• **WHAT TO DO**: The word "color" may appear in some lines of the data; copy every such line.

• **RECORDS FOR THIS TASK**:

Segment Open

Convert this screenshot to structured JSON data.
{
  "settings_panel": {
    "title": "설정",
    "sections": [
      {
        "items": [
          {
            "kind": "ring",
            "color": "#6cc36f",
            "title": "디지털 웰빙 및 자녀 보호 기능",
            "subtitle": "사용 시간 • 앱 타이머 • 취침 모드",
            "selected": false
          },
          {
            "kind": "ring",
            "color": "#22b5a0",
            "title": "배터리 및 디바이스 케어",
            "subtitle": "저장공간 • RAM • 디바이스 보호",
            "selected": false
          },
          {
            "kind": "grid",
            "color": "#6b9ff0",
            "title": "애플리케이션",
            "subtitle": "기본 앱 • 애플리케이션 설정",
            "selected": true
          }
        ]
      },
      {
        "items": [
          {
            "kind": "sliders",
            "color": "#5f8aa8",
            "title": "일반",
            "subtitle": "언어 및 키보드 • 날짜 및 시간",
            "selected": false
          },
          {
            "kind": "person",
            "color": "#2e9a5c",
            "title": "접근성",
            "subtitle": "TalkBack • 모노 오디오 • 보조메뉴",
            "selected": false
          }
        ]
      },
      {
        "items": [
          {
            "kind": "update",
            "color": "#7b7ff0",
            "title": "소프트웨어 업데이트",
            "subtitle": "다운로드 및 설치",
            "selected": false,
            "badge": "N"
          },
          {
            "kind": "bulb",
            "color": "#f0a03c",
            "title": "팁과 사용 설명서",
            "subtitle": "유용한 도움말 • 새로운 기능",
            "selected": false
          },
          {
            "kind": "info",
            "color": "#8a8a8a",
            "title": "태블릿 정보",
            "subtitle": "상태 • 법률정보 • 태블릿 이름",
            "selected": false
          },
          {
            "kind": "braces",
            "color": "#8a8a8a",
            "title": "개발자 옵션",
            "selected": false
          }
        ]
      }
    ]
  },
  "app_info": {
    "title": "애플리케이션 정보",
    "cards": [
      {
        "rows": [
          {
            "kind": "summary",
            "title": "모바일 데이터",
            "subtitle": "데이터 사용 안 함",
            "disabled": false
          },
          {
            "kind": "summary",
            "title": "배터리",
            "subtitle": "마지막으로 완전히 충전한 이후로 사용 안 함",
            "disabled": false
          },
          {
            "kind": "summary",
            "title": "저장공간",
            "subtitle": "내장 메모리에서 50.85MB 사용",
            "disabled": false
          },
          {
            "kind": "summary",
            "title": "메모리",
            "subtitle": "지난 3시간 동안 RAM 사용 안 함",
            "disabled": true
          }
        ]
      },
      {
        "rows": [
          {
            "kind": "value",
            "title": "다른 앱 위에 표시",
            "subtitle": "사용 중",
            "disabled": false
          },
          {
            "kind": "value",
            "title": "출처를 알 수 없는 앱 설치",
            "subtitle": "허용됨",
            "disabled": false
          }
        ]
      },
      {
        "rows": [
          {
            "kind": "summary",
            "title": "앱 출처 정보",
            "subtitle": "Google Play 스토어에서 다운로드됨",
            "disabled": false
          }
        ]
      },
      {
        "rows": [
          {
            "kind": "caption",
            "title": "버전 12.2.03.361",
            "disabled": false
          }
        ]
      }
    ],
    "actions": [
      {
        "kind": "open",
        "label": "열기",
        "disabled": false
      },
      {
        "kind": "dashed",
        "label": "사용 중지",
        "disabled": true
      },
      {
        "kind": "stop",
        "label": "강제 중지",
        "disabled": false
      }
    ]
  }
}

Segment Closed

• **YOUR SOLUTION**:
            "color": "#6cc36f",
            "color": "#22b5a0",
            "color": "#6b9ff0",
            "color": "#5f8aa8",
            "color": "#2e9a5c",
            "color": "#7b7ff0",
            "color": "#f0a03c",
            "color": "#8a8a8a",
            "color": "#8a8a8a",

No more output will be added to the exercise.